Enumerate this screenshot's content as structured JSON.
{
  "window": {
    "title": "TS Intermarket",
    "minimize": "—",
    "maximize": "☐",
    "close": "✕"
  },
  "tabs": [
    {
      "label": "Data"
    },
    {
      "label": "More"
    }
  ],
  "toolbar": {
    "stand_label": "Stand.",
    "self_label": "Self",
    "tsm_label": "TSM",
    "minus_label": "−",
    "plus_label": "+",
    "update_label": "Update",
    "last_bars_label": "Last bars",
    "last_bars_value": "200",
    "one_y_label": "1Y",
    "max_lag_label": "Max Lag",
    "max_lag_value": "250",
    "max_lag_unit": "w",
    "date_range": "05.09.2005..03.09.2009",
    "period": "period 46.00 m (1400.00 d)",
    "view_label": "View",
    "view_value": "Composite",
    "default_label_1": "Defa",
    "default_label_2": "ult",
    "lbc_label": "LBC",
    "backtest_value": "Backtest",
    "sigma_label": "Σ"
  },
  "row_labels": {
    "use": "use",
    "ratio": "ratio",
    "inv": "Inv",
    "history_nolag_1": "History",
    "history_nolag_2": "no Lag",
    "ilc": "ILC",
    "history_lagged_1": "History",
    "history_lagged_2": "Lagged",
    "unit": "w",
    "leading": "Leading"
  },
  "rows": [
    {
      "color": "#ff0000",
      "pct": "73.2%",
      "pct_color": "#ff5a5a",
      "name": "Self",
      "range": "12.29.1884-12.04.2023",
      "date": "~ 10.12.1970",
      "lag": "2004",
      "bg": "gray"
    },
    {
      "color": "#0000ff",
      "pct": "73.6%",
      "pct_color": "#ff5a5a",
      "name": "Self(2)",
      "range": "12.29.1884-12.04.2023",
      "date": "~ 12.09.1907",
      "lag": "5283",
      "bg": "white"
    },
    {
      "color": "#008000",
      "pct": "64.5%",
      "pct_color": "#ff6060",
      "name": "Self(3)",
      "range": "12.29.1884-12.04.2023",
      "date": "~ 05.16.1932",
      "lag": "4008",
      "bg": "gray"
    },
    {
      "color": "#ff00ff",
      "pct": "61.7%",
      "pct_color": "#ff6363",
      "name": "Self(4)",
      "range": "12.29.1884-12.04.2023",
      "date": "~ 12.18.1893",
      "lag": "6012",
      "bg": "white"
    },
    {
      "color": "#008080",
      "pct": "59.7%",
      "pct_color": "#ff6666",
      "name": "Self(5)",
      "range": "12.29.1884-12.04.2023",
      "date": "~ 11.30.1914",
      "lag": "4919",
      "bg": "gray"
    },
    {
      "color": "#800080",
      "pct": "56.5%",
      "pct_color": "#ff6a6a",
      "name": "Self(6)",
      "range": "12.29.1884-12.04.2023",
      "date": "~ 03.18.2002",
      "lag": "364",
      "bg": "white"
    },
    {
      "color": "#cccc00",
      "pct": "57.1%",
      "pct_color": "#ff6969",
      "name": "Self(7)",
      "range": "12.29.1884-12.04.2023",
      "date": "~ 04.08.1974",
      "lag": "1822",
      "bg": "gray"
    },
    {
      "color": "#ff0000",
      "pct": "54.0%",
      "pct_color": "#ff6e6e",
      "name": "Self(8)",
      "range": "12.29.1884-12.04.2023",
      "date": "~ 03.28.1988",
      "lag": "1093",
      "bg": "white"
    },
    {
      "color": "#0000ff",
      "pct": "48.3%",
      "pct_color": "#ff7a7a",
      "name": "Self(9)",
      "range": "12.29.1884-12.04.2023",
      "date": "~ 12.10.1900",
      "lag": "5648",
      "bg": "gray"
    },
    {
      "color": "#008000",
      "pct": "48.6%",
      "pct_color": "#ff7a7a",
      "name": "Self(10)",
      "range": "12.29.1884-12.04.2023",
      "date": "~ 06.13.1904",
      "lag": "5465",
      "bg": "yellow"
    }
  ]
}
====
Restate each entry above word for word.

Enumerate this screenshot's content as structured JSON.
{
  "window": {
    "title": "TS Intermarket",
    "minimize": "—",
    "maximize": "☐",
    "close": "✕"
  },
  "tabs": [
    {
      "label": "Data"
    },
    {
      "label": "More"
    }
  ],
  "toolbar": {
    "stand_label": "Stand.",
    "self_label": "Self",
    "tsm_label": "TSM",
    "minus_label": "−",
    "plus_label": "+",
    "update_label": "Update",
    "last_bars_label": "Last bars",
    "last_bars_value": "200",
    "one_y_label": "1Y",
    "max_lag_label": "Max Lag",
    "max_lag_value": "250",
    "max_lag_unit": "w",
    "date_range": "05.09.2005..03.09.2009",
    "period": "period 46.00 m (1400.00 d)",
    "view_label": "View",
    "view_value": "Composite",
    "default_label_1": "Defa",
    "default_label_2": "ult",
    "lbc_label": "LBC",
    "backtest_value": "Backtest",
    "sigma_label": "Σ"
  },
  "row_labels": {
    "use": "use",
    "ratio": "ratio",
    "inv": "Inv",
    "history_nolag_1": "History",
    "history_nolag_2": "no Lag",
    "ilc": "ILC",
    "history_lagged_1": "History",
    "history_lagged_2": "Lagged",
    "unit": "w",
    "leading": "Leading"
  },
  "rows": [
    {
      "color": "#ff0000",
      "pct": "73.2%",
      "pct_color": "#ff5a5a",
      "name": "Self",
      "range": "12.29.1884-12.04.2023",
      "date": "~ 10.12.1970",
      "lag": "2004",
      "bg": "gray"
    },
    {
      "color": "#0000ff",
      "pct": "73.6%",
      "pct_color": "#ff5a5a",
      "name": "Self(2)",
      "range": "12.29.1884-12.04.2023",
      "date": "~ 12.09.1907",
      "lag": "5283",
      "bg": "white"
    },
    {
      "color": "#008000",
      "pct": "64.5%",
      "pct_color": "#ff6060",
      "name": "Self(3)",
      "range": "12.29.1884-12.04.2023",
      "date": "~ 05.16.1932",
      "lag": "4008",
      "bg": "gray"
    },
    {
      "color": "#ff00ff",
      "pct": "61.7%",
      "pct_color": "#ff6363",
      "name": "Self(4)",
      "range": "12.29.1884-12.04.2023",
      "date": "~ 12.18.1893",
      "lag": "6012",
      "bg": "white"
    },
    {
      "color": "#008080",
      "pct": "59.7%",
      "pct_color": "#ff6666",
      "name": "Self(5)",
      "range": "12.29.1884-12.04.2023",
      "date": "~ 11.30.1914",
      "lag": "4919",
      "bg": "gray"
    },
    {
      "color": "#800080",
      "pct": "56.5%",
      "pct_color": "#ff6a6a",
      "name": "Self(6)",
      "range": "12.29.1884-12.04.2023",
      "date": "~ 03.18.2002",
      "lag": "364",
      "bg": "white"
    },
    {
      "color": "#cccc00",
      "pct": "57.1%",
      "pct_color": "#ff6969",
      "name": "Self(7)",
      "range": "12.29.1884-12.04.2023",
      "date": "~ 04.08.1974",
      "lag": "1822",
      "bg": "gray"
    },
    {
      "color": "#ff0000",
      "pct": "54.0%",
      "pct_color": "#ff6e6e",
      "name": "Self(8)",
      "range": "12.29.1884-12.04.2023",
      "date": "~ 03.28.1988",
      "lag": "1093",
      "bg": "white"
    },
    {
      "color": "#0000ff",
      "pct": "48.3%",
      "pct_color": "#ff7a7a",
      "name": "Self(9)",
      "range": "12.29.1884-12.04.2023",
      "date": "~ 12.10.1900",
      "lag": "5648",
      "bg": "gray"
    },
    {
      "color": "#008000",
      "pct": "48.6%",
      "pct_color": "#ff7a7a",
      "name": "Self(10)",
      "range": "12.29.1884-12.04.2023",
      "date": "~ 06.13.1904",
      "lag": "5465",
      "bg": "yellow"
    }
  ]
}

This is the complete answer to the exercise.